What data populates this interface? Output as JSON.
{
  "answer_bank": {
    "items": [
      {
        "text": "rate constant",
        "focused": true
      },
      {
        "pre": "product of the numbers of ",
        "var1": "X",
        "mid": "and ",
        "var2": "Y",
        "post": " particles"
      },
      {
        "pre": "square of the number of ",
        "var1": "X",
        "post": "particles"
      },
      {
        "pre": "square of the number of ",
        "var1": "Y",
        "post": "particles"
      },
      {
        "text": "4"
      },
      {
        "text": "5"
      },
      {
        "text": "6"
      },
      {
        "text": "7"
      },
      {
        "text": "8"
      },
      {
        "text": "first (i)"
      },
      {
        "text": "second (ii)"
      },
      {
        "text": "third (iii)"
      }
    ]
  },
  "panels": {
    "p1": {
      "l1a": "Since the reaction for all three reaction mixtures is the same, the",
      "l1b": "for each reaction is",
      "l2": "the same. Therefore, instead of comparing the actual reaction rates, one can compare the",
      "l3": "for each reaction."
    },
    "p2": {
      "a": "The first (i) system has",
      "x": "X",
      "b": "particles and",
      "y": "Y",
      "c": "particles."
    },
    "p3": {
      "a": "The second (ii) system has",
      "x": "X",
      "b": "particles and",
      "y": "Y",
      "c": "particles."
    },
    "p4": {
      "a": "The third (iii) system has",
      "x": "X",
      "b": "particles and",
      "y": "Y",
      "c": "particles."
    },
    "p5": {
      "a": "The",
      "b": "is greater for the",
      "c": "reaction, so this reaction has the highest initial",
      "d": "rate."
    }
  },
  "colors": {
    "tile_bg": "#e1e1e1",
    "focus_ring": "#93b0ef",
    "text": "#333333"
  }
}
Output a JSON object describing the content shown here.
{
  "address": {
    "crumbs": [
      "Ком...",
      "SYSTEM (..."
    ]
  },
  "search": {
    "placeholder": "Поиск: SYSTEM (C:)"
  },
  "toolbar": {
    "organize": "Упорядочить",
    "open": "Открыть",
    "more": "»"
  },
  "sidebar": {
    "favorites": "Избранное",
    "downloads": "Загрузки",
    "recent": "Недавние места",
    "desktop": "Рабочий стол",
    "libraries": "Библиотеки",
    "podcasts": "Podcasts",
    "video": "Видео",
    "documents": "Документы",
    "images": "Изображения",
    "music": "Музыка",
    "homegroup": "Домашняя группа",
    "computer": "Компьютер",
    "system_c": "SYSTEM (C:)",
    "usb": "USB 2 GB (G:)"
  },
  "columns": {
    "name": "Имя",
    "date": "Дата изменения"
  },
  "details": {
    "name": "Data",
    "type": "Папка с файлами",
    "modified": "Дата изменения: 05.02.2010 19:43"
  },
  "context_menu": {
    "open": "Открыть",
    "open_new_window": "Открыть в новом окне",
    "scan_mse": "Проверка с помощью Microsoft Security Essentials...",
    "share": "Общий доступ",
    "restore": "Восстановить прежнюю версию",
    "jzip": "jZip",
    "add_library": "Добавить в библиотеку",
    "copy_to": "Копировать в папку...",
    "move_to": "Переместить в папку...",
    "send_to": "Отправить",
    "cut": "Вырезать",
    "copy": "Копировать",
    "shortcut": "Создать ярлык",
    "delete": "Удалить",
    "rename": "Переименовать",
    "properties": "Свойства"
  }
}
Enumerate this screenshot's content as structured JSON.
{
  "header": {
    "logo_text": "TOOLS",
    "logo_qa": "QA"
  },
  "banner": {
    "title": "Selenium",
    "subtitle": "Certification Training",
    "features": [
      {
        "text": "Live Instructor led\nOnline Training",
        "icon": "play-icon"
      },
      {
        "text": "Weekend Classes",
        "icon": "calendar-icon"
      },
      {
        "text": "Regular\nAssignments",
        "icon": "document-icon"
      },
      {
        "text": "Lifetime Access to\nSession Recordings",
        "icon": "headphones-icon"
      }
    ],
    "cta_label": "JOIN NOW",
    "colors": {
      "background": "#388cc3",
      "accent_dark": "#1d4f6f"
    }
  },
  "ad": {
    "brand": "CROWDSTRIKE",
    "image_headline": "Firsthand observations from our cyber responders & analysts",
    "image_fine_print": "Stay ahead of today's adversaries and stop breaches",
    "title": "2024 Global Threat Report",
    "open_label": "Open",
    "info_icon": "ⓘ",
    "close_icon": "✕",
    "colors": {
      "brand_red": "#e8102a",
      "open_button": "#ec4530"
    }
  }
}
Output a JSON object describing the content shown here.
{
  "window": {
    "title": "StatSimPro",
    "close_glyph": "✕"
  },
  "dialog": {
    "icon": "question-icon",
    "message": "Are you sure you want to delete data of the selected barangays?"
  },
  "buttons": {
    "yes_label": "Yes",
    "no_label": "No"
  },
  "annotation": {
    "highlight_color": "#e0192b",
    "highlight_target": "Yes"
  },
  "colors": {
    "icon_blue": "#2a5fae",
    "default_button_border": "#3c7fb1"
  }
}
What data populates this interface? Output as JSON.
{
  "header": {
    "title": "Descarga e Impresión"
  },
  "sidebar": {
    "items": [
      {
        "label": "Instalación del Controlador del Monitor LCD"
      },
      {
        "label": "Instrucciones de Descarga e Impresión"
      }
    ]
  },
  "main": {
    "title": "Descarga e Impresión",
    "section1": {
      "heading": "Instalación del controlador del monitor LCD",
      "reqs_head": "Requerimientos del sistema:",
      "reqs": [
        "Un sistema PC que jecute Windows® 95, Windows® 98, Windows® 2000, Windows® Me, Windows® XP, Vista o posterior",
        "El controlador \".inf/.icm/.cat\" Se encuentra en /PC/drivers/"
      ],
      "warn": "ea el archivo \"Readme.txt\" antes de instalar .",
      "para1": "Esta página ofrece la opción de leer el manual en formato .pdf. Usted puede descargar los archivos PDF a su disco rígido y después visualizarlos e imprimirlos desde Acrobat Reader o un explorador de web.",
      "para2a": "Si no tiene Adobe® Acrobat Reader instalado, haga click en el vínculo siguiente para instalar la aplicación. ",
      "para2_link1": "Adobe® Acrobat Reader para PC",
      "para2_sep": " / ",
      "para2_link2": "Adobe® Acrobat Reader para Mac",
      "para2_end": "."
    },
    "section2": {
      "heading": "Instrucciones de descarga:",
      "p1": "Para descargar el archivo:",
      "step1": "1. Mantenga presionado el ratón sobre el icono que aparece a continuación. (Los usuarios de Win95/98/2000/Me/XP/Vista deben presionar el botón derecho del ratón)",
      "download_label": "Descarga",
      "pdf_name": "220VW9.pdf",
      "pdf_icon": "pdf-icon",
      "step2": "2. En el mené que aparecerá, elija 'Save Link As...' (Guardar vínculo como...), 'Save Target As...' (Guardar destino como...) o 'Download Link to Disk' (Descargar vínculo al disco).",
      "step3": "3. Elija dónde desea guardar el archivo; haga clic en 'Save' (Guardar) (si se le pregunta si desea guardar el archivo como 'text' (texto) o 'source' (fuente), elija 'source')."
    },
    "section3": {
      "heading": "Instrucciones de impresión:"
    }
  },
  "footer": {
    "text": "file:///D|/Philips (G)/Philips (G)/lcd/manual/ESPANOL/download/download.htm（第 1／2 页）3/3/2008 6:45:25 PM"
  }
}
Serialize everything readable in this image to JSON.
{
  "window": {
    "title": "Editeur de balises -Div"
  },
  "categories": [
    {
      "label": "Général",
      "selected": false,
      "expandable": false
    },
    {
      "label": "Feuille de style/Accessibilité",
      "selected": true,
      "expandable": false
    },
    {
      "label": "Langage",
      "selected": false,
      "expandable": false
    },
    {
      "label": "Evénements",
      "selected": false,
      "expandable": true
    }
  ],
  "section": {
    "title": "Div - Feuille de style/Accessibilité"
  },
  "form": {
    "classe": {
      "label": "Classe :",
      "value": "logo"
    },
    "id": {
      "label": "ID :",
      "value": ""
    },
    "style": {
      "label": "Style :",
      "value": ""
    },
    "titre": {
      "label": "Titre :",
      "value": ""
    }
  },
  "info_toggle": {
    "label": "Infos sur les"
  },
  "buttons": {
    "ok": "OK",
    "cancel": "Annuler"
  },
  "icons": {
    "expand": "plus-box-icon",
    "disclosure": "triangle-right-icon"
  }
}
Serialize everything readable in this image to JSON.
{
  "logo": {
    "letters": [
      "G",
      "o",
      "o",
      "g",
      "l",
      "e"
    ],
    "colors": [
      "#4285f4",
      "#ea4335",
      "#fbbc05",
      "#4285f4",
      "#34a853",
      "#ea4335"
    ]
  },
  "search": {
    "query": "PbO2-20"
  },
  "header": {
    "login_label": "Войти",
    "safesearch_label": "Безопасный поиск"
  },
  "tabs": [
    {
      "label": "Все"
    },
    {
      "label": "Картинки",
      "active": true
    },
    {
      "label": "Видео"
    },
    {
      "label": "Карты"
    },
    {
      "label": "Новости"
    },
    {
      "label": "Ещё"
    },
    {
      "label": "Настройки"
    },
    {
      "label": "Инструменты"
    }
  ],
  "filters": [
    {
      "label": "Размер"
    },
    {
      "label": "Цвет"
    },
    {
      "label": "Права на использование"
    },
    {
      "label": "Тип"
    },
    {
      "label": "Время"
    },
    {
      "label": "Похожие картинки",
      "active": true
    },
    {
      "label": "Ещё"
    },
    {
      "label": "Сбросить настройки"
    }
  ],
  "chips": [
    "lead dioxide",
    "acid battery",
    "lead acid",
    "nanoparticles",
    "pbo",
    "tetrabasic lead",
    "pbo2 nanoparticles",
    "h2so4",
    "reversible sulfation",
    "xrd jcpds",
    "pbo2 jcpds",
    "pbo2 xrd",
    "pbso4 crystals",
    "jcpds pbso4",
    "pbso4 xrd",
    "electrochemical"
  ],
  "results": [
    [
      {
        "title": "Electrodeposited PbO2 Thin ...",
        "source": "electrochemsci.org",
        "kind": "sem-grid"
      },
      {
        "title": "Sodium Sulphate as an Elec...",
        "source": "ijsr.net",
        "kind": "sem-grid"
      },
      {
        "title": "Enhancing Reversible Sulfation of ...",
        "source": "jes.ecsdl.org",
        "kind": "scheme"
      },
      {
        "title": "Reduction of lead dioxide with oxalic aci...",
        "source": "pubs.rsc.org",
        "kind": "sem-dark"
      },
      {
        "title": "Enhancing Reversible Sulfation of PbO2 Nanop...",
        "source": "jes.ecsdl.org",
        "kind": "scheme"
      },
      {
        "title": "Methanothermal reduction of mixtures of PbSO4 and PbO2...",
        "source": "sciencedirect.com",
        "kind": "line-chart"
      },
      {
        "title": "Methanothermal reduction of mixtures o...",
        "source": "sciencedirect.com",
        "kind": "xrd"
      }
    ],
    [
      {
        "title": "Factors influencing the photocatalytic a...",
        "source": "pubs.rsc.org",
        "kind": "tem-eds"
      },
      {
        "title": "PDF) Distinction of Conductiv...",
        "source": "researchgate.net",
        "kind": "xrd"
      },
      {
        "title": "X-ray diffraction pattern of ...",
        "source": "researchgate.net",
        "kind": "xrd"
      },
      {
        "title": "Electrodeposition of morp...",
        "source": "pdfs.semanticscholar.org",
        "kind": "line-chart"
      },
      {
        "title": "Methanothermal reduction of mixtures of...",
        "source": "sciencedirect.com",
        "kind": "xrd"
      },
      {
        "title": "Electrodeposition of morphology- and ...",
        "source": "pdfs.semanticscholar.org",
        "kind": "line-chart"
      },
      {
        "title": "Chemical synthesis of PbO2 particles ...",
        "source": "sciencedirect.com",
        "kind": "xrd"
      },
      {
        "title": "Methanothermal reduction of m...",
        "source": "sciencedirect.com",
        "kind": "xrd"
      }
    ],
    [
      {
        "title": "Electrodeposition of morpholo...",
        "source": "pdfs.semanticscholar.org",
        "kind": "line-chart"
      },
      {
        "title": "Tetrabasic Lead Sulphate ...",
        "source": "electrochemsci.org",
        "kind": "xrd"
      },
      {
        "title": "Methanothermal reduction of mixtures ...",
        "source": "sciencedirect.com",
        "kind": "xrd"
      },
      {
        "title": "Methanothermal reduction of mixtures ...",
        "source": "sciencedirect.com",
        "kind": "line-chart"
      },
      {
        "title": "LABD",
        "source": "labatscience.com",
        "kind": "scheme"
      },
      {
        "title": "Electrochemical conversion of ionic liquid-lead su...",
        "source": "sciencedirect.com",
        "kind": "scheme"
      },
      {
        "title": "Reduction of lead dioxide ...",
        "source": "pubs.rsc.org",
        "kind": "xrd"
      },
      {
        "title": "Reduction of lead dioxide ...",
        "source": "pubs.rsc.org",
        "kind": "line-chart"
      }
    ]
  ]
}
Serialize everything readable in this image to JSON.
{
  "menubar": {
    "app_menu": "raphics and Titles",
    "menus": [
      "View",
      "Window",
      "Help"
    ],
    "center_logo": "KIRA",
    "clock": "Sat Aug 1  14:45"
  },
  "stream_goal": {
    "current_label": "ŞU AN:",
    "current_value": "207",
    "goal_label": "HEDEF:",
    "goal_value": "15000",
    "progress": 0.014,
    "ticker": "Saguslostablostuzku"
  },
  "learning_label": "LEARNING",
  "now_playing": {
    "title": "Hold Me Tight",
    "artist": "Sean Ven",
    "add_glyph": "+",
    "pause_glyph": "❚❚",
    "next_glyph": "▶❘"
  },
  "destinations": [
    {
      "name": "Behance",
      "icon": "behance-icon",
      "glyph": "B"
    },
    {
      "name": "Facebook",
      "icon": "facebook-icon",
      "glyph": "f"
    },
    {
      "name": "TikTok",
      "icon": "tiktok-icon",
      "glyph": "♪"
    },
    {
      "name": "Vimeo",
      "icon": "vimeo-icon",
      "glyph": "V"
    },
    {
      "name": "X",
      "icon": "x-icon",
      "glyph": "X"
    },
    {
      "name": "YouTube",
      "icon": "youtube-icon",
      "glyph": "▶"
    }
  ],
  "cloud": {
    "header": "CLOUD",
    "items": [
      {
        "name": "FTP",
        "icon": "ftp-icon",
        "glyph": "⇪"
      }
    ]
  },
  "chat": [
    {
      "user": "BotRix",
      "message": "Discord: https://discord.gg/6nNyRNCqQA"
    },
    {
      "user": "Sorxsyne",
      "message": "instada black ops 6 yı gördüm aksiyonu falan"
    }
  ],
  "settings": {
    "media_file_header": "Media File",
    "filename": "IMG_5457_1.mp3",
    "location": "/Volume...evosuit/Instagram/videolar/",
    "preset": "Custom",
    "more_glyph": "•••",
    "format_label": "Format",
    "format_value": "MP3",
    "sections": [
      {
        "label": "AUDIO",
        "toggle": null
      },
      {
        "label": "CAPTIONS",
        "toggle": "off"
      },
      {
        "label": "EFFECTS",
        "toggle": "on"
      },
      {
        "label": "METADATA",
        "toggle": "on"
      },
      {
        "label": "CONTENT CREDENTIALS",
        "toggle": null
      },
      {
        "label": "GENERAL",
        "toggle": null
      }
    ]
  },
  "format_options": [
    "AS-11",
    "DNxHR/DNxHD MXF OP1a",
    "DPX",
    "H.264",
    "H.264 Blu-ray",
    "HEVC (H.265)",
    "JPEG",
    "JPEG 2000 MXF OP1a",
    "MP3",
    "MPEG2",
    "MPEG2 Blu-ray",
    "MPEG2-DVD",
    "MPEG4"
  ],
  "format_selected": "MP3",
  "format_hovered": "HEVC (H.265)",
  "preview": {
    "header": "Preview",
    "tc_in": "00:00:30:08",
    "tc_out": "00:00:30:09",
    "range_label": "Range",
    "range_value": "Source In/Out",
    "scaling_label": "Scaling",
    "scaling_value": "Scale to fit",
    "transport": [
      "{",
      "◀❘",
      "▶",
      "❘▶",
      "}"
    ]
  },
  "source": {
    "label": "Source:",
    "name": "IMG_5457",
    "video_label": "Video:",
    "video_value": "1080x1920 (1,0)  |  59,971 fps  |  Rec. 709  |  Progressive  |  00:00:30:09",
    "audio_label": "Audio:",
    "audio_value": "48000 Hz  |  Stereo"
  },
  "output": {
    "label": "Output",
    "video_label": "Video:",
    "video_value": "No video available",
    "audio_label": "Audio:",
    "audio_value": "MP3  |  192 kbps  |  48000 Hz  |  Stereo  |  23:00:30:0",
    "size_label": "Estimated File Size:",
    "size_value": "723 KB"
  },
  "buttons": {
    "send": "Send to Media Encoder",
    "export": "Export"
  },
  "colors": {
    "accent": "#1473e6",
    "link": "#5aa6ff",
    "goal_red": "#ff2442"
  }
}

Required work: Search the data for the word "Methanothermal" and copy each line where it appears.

Task answer:
        "title": "Methanothermal reduction of mixtures of PbSO4 and PbO2...",
        "title": "Methanothermal reduction of mixtures o...",
        "title": "Methanothermal reduction of mixtures of...",
        "title": "Methanothermal reduction of m...",
        "title": "Methanothermal reduction of mixtures ...",
        "title": "Methanothermal reduction of mixtures ...",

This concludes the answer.